(Items from an interface collection)
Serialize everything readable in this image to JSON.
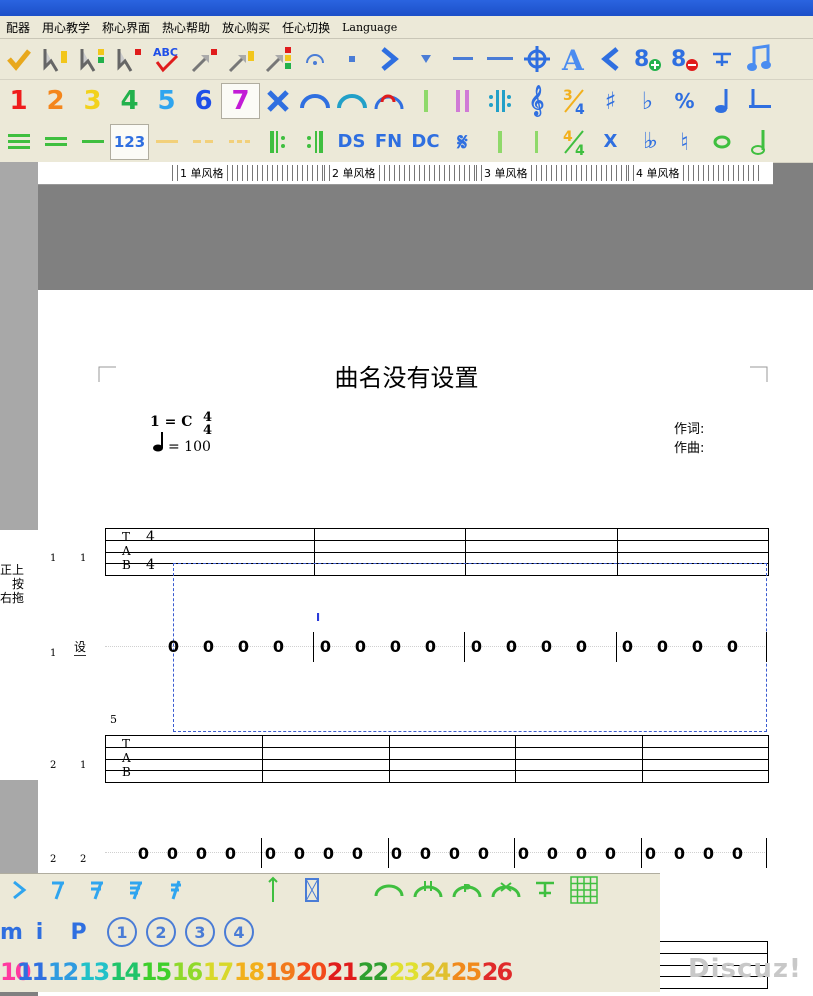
{
  "menu": [
    "配器",
    "用心教学",
    "称心界面",
    "热心帮助",
    "放心购买",
    "任心切换",
    "Language"
  ],
  "toolbar2_numbers": [
    "1",
    "2",
    "3",
    "4",
    "5",
    "6",
    "7"
  ],
  "toolbar3_text": {
    "num": "123",
    "ds": "DS",
    "fn": "FN",
    "dc": "DC",
    "x": "X"
  },
  "ruler": [
    "1 单风格",
    "2 单风格",
    "3 单风格",
    "4 单风格"
  ],
  "score": {
    "title": "曲名没有设置",
    "key": "1 = C",
    "time_top": "4",
    "time_bottom": "4",
    "tempo": "= 100",
    "lyricist": "作词:",
    "composer": "作曲:",
    "measure_number": "5",
    "cursor": "I",
    "row1_label_a": "1",
    "row1_label_b": "1",
    "row1_jp_label": "1",
    "row2_label_a": "2",
    "row2_label_b": "1",
    "row2_jp_label_a": "2",
    "row2_jp_label_b": "2",
    "tab_t": "T",
    "tab_a": "A",
    "tab_b": "B",
    "tab_four": "4",
    "jp_note": "0",
    "side_text": [
      "正上",
      "按",
      "右拖"
    ],
    "side_label": "设"
  },
  "palette_circles": [
    "1",
    "2",
    "3",
    "4"
  ],
  "palette_p2": {
    "m": "m",
    "i": "i",
    "p": "P"
  },
  "palette_numbers": [
    "10",
    "11",
    "12",
    "13",
    "14",
    "15",
    "16",
    "17",
    "18",
    "19",
    "20",
    "21",
    "22",
    "23",
    "24",
    "25",
    "26"
  ],
  "palette_number_colors": [
    "#ff3aa0",
    "#2f6fe0",
    "#2f9be0",
    "#22c1c8",
    "#20c46a",
    "#3fcf2b",
    "#8fd92b",
    "#d8d82a",
    "#f2b01c",
    "#f27a1c",
    "#f24a1c",
    "#e01c1c",
    "#2f9f2f",
    "#e0e030",
    "#e0c030",
    "#f08a1c",
    "#e02a2a",
    "#e01c1c"
  ],
  "toolbar_number_colors": [
    "#ef1c1c",
    "#f4861c",
    "#f2d21c",
    "#22b14c",
    "#2fa5ef",
    "#1f4fe8",
    "#c21cd6"
  ],
  "watermark": "Discuz!"
}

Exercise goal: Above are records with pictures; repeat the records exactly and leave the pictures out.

Written response:
Serialize everything readable in this image to JSON.
{
  "menu": [
    "配器",
    "用心教学",
    "称心界面",
    "热心帮助",
    "放心购买",
    "任心切换",
    "Language"
  ],
  "toolbar2_numbers": [
    "1",
    "2",
    "3",
    "4",
    "5",
    "6",
    "7"
  ],
  "toolbar3_text": {
    "num": "123",
    "ds": "DS",
    "fn": "FN",
    "dc": "DC",
    "x": "X"
  },
  "ruler": [
    "1 单风格",
    "2 单风格",
    "3 单风格",
    "4 单风格"
  ],
  "score": {
    "title": "曲名没有设置",
    "key": "1 = C",
    "time_top": "4",
    "time_bottom": "4",
    "tempo": "= 100",
    "lyricist": "作词:",
    "composer": "作曲:",
    "measure_number": "5",
    "cursor": "I",
    "row1_label_a": "1",
    "row1_label_b": "1",
    "row1_jp_label": "1",
    "row2_label_a": "2",
    "row2_label_b": "1",
    "row2_jp_label_a": "2",
    "row2_jp_label_b": "2",
    "tab_t": "T",
    "tab_a": "A",
    "tab_b": "B",
    "tab_four": "4",
    "jp_note": "0",
    "side_text": [
      "正上",
      "按",
      "右拖"
    ],
    "side_label": "设"
  },
  "palette_circles": [
    "1",
    "2",
    "3",
    "4"
  ],
  "palette_p2": {
    "m": "m",
    "i": "i",
    "p": "P"
  },
  "palette_numbers": [
    "10",
    "11",
    "12",
    "13",
    "14",
    "15",
    "16",
    "17",
    "18",
    "19",
    "20",
    "21",
    "22",
    "23",
    "24",
    "25",
    "26"
  ],
  "palette_number_colors": [
    "#ff3aa0",
    "#2f6fe0",
    "#2f9be0",
    "#22c1c8",
    "#20c46a",
    "#3fcf2b",
    "#8fd92b",
    "#d8d82a",
    "#f2b01c",
    "#f27a1c",
    "#f24a1c",
    "#e01c1c",
    "#2f9f2f",
    "#e0e030",
    "#e0c030",
    "#f08a1c",
    "#e02a2a",
    "#e01c1c"
  ],
  "toolbar_number_colors": [
    "#ef1c1c",
    "#f4861c",
    "#f2d21c",
    "#22b14c",
    "#2fa5ef",
    "#1f4fe8",
    "#c21cd6"
  ],
  "watermark": "Discuz!"
}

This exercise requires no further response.